▶ [YOUR INSTRUCTIONS] The lines below, from the one containing "Convert this screenshot" through the one containing "What's the underlying", should be set down exactly, with no pictures and nothing else.

Segment Start: RECORDS FOR THIS TASK

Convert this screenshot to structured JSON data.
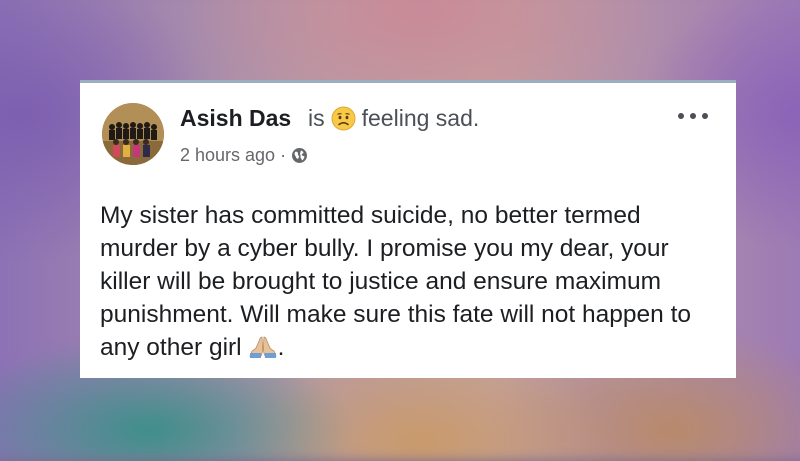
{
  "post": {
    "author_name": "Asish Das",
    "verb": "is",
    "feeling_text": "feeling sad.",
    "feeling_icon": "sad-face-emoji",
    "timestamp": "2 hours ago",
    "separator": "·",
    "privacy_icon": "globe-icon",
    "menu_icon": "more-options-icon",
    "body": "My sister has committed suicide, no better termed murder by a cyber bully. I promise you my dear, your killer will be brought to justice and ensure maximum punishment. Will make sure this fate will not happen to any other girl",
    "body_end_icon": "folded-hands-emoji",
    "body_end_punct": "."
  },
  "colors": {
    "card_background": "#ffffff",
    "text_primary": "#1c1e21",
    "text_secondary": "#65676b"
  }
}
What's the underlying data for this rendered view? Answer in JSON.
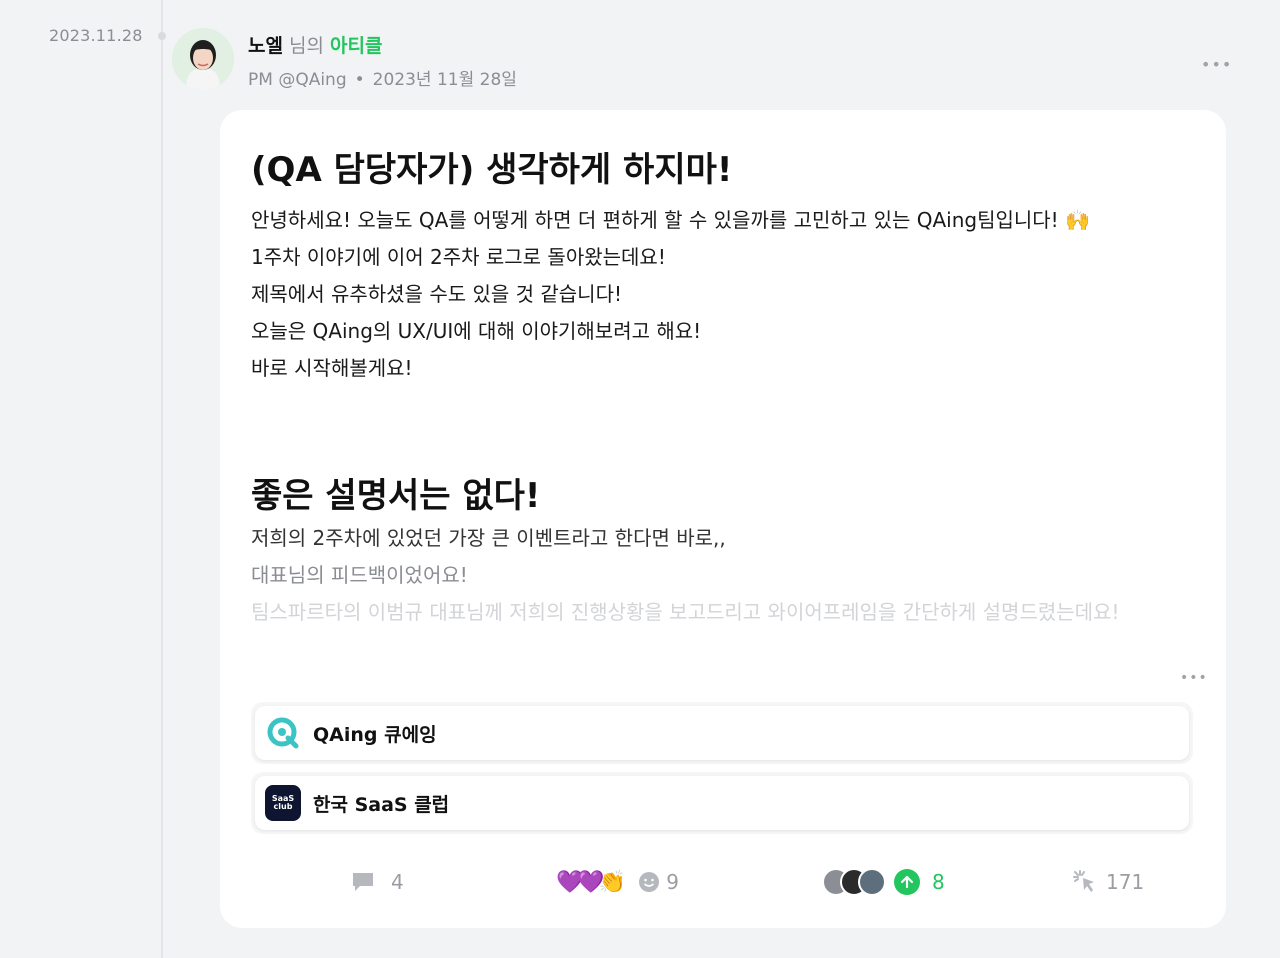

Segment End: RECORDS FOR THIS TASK
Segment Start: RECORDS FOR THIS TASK

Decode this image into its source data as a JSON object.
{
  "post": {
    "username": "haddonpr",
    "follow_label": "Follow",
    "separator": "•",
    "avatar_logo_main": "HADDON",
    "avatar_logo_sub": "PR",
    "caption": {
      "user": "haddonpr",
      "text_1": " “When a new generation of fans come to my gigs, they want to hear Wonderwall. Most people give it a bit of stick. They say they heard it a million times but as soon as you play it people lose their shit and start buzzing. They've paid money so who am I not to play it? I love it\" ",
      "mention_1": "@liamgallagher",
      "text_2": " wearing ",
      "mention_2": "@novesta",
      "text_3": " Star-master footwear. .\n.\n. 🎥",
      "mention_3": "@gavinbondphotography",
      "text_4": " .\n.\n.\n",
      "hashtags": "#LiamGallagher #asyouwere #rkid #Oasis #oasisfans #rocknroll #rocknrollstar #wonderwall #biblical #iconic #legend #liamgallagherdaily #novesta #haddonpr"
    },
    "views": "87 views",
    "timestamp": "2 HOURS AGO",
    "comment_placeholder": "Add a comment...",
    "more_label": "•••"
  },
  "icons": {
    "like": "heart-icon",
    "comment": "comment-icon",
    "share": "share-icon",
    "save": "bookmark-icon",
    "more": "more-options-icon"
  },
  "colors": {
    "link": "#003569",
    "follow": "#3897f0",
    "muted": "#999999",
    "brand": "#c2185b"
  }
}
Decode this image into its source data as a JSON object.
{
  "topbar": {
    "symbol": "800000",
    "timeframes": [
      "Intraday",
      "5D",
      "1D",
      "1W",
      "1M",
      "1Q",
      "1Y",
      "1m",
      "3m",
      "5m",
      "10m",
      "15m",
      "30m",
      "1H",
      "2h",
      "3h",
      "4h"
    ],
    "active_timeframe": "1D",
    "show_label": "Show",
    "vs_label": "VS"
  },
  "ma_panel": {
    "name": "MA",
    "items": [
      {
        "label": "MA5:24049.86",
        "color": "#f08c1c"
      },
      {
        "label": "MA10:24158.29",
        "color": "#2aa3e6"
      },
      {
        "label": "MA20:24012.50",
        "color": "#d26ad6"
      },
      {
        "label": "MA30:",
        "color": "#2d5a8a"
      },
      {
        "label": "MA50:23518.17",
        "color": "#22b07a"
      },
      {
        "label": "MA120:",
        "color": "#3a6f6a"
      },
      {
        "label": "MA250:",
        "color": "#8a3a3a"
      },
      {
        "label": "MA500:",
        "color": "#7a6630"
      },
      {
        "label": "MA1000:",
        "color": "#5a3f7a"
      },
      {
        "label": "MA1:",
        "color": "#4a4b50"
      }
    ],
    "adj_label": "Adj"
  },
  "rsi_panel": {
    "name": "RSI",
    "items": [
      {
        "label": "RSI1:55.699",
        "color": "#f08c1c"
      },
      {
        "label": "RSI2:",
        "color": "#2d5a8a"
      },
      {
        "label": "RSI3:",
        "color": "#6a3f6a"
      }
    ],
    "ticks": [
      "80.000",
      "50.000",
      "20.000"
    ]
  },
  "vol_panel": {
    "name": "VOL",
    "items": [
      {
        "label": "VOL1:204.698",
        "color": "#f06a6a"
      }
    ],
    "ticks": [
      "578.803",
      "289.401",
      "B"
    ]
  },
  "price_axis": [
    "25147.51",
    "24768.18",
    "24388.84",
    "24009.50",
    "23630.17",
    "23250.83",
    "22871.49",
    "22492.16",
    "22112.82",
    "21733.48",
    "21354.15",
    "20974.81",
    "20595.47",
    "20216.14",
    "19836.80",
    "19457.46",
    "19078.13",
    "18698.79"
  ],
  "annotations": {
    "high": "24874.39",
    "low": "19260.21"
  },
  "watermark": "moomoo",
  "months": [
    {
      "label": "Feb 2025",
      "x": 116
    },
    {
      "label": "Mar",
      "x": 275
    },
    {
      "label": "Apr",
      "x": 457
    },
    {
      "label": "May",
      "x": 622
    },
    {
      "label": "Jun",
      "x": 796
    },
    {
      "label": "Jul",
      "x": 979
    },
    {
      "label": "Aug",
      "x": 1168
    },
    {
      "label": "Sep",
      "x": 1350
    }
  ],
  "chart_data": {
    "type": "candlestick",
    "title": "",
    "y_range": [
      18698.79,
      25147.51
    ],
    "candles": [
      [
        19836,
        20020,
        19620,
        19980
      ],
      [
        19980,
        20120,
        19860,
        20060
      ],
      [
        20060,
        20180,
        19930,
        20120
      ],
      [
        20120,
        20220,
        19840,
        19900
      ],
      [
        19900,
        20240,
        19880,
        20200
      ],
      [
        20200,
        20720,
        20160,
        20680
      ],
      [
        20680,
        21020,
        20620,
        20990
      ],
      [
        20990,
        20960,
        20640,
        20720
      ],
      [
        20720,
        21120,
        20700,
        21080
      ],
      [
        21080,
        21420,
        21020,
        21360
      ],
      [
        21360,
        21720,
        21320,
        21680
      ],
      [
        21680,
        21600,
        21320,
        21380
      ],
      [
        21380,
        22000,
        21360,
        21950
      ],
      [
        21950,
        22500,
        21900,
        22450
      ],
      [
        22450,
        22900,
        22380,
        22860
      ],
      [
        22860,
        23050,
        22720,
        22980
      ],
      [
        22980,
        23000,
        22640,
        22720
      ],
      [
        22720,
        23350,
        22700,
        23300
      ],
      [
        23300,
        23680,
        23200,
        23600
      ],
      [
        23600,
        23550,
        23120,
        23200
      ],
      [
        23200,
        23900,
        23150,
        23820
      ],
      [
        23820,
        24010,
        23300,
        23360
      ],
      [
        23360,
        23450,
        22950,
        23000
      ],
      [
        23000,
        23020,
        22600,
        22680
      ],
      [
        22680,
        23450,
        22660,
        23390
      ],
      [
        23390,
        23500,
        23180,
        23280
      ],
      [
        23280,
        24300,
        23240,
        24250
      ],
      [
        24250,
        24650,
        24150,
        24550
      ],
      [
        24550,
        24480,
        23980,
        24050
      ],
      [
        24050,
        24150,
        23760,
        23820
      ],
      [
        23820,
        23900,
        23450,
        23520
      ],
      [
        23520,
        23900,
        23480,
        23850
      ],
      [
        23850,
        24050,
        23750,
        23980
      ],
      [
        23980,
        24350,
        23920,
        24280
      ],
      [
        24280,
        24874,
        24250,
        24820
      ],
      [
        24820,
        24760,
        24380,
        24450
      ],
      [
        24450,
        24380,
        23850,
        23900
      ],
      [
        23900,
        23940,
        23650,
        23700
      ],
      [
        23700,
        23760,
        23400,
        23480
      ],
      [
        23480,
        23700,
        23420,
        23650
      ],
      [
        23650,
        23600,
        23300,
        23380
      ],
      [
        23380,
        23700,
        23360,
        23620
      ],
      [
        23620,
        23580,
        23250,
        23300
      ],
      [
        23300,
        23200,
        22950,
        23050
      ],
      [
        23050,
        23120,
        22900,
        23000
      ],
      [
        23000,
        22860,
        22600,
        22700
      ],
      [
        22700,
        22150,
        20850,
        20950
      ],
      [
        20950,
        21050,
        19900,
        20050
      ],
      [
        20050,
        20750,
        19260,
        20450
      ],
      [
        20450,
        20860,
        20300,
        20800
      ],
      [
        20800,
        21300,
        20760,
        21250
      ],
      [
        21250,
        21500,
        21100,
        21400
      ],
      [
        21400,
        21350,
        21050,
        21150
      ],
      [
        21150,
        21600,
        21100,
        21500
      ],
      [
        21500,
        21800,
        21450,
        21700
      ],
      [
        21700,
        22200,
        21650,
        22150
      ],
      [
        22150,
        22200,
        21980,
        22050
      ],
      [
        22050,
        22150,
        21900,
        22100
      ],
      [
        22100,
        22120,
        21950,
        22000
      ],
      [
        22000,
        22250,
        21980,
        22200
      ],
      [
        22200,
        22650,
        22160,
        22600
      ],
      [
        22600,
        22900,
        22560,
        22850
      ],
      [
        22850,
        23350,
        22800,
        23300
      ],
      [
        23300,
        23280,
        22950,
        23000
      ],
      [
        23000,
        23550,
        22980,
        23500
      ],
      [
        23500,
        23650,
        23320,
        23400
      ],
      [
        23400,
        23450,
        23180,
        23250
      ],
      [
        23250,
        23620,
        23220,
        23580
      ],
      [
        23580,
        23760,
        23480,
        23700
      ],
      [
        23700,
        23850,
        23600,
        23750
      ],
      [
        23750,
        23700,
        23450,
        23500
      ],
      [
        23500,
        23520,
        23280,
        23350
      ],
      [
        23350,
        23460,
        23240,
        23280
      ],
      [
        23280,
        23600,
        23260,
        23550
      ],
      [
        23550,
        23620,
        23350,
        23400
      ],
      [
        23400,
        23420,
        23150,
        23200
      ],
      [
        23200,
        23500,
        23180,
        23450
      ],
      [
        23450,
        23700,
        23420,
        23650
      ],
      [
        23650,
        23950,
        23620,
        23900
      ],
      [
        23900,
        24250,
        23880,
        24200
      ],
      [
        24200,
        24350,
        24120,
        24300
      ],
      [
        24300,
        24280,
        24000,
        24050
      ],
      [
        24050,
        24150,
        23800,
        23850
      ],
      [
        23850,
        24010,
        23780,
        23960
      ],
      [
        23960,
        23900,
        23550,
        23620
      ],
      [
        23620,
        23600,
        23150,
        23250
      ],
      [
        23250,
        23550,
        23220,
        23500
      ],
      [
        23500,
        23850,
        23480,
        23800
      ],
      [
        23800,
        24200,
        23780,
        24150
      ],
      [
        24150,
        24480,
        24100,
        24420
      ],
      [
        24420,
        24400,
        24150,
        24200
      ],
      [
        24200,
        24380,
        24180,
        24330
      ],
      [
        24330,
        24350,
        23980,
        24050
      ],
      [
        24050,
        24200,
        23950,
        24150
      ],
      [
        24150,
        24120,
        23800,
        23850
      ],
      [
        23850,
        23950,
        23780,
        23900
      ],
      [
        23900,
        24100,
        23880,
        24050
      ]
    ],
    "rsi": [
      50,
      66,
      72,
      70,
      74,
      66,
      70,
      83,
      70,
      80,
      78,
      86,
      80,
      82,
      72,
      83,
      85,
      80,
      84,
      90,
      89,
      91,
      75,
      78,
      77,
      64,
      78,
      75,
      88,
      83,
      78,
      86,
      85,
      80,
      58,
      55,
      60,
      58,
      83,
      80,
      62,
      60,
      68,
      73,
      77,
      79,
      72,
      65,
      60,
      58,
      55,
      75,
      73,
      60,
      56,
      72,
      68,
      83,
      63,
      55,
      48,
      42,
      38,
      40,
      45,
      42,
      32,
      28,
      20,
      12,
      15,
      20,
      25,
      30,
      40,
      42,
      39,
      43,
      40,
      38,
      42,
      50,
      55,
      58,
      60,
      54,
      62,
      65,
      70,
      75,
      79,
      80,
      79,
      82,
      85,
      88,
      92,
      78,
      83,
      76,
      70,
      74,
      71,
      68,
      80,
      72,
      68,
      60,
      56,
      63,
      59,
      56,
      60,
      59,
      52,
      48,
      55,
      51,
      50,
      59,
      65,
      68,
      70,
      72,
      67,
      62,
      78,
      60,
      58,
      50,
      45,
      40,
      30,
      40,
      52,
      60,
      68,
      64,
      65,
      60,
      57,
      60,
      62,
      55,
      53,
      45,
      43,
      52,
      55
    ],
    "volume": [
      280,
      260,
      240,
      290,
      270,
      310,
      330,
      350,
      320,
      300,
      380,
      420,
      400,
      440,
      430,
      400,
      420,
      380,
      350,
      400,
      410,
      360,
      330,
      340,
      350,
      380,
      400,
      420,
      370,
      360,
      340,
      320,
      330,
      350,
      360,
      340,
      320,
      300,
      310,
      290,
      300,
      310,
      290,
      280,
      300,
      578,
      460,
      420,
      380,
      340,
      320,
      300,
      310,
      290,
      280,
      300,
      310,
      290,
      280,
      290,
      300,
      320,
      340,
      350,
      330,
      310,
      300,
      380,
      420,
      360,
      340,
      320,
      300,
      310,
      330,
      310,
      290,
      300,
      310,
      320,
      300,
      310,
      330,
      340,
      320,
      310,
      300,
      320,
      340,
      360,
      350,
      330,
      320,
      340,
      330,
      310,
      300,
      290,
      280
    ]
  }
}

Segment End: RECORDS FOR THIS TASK

▶ [ANSWER BELOW]
Convert this screenshot to structured JSON data.
{
  "post": {
    "author_name": "Asish Das",
    "verb": "is",
    "feeling_text": "feeling sad.",
    "feeling_icon": "sad-face-emoji",
    "timestamp": "2 hours ago",
    "separator": "·",
    "privacy_icon": "globe-icon",
    "menu_icon": "more-options-icon",
    "body": "My sister has committed suicide, no better termed murder by a cyber bully. I promise you my dear, your killer will be brought to justice and ensure maximum punishment. Will make sure this fate will not happen to any other girl",
    "body_end_icon": "folded-hands-emoji",
    "body_end_punct": "."
  },
  "colors": {
    "card_background": "#ffffff",
    "text_primary": "#1c1e21",
    "text_secondary": "#65676b"
  }
}
What's the underlying data for this rendered view? Answer in JSON.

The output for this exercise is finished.